https://s3-us-west-2.amazonaws.com/jourdata/pj/pharmacognj-10-6s-104_g008.jpg

Nurafni Israyanti Anas, Graduate student of Department of Pharmacy, Tadulako University.

https://s3-us-west-2.amazonaws.com/jourdata/pj/pharmacognj-10-6s-104_g009.jpg

Syakila Abidin, Graduate student of Department of Pharmacy, Tadulako University.

https://s3-us-west-2.amazonaws.com/jourdata/pj/pharmacognj-10-6s-104_g0010.jpg

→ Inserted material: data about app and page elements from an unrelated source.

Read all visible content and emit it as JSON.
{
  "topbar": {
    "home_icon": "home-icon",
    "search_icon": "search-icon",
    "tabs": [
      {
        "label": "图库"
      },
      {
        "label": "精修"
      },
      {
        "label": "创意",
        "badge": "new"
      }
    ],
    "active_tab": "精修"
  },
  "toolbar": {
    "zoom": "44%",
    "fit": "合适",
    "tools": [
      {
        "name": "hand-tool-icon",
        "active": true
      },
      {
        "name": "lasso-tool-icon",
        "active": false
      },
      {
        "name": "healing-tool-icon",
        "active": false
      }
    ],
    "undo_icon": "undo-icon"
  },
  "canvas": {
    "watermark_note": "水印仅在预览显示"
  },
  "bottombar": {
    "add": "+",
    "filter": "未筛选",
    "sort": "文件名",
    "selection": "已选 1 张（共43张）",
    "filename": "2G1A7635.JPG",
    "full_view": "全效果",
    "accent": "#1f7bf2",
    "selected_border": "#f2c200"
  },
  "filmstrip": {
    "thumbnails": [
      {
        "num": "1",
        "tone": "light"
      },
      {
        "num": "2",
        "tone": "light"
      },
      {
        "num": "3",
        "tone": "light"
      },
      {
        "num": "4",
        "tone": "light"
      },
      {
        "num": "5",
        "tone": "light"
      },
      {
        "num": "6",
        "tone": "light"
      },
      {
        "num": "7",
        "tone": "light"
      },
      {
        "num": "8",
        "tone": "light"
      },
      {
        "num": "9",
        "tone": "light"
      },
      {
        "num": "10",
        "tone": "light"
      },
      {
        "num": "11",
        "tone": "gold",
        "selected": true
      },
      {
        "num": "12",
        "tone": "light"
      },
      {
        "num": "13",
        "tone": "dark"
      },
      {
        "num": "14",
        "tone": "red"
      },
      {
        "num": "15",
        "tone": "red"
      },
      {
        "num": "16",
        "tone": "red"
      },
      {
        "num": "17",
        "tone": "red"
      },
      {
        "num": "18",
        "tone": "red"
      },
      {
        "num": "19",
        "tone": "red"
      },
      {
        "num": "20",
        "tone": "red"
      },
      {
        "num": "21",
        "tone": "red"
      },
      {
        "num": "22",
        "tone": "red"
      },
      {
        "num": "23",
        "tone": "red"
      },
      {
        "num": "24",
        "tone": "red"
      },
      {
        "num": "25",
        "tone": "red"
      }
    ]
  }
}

Ririen Hardani, Academic Staff (lecturer) at Department of Pharmacy, Faculty of Mathematics and Natural Sciences, Tadulako University, Palu, Indonesia. Research area is pharmacy management. However, he also work on pharmaceutical dosage formulation

https://s3-us-west-2.amazonaws.com/jourdata/pj/pharmacognj-10-6s-104_g0011.jpg

Risfah Yulianti, Associate Professor at Faculty of Pharmacy, Hasanuddin University, Makassar, Indonesia. Research area is Pharmaceutical chemistry. Research topics are synthesis of bioactive compounds, drug development and development of traditional medicine.

https://s3-us-west-2.amazonaws.com/jourdata/pj/pharmacognj-10-6s-104_g0012.jpg

Aliyah, Associate Professor at Faculty of Pharmacy, Hasanuddin University, Makassar, Indonesia. Research area is pharmaceutical dosage form design and development. Research topics are design of solid drug formulation and development of herbal medicine formulation.